« Reply #44 on: May 26, 2013, 12:22:13 AM »
Ok, one more.

From the troop leader handbook:

"Inclusion to the Troop
Girl Scouts embraces girls of all abilities, backgrounds, and heritage, with a specific and positive philosophy of inclusion that benefits everyone. Each girl—without regard to socioeconomic status, race, physical or cognitive ability, ethnicity, primary language, or religion—is an equal and valued member of the group, and groups reflect the diversity of the community. Girls are not to be excluded from a troop or troop activities due to a parent’s behavior or inability to financially contribute to the troop. A troop leader cannot dismiss a Girl Scout from a troop. Please refer to Section 5-Minimizing and Managing Conflict. Contact your troop support specialist for assistance or guidance with conflict."


Correct.  You cannot discriminate based on a protected class or an inability to pay.  It also clearly states that once in, a girl cannot be dismissed. 

I laugh at the final sentence because I have first-hand experience of calling council for help and they basically ignored me.  They said, "Oh my, yes, that is a problem.  I'm not sure what to do...someone will call you back." And then I never heard another peep.  Despite my repeated attempts to get an answer.
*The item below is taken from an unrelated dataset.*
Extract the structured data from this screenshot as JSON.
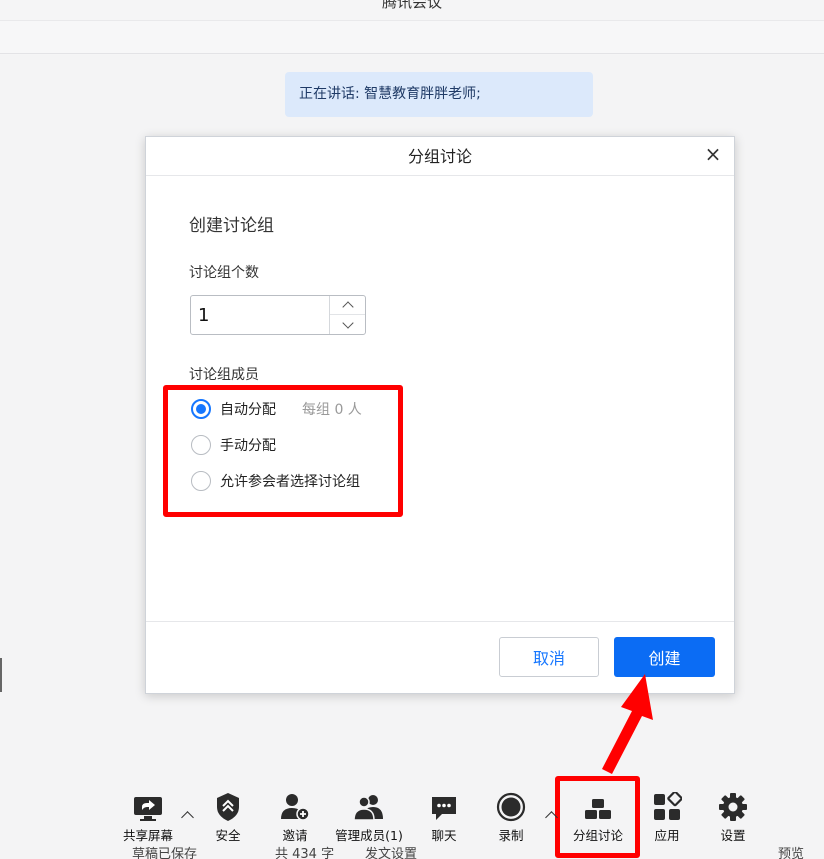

There is always an ideal/goal, but then there is reality.  I prefer to live in reality where I am tasked with managing my troop with little or no support from council when things go wrong.  I have chosen the path that allows me to give my girls the best experience I can within my abilities.  I take my required training, I complete the required paperwork, and I keep harmony within my troop by limiting my numbers in spite if pressure from the SU to "just take one more". 
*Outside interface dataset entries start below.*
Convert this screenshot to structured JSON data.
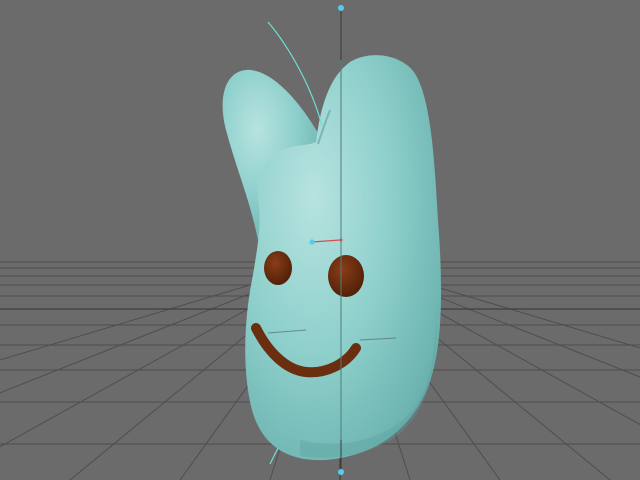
{
  "viewport": {
    "panel": "3d-perspective-viewport",
    "background_color": "#6b6b6b",
    "grid_color": "#4a4a4a",
    "manipulator_color": "#6fe0d0",
    "handle_color": "#55ccee"
  },
  "scene_object": {
    "kind": "rabbit-head-mesh",
    "body_color": "#83c9c6",
    "face_color": "#6b2e0f",
    "features": [
      "left-ear",
      "right-ear",
      "left-eye",
      "right-eye",
      "smile-mouth"
    ],
    "selected": true
  }
}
I take my role as leader very seriously.  My girls live the promise and the law.  They are leaders within our small community and become more independent and self-confident every day.  I love working with my girls.

If the bully truly wishes to become a GS, her mother can start a troop and recruit girls to join (like I did).  GSUSA is always looking for more troop leaders and she would be welcome with open arms.  She is not prevented from joining GS.
“If you can't be a good example, then you'll just have to be a horrible warning.” — Catherine Aird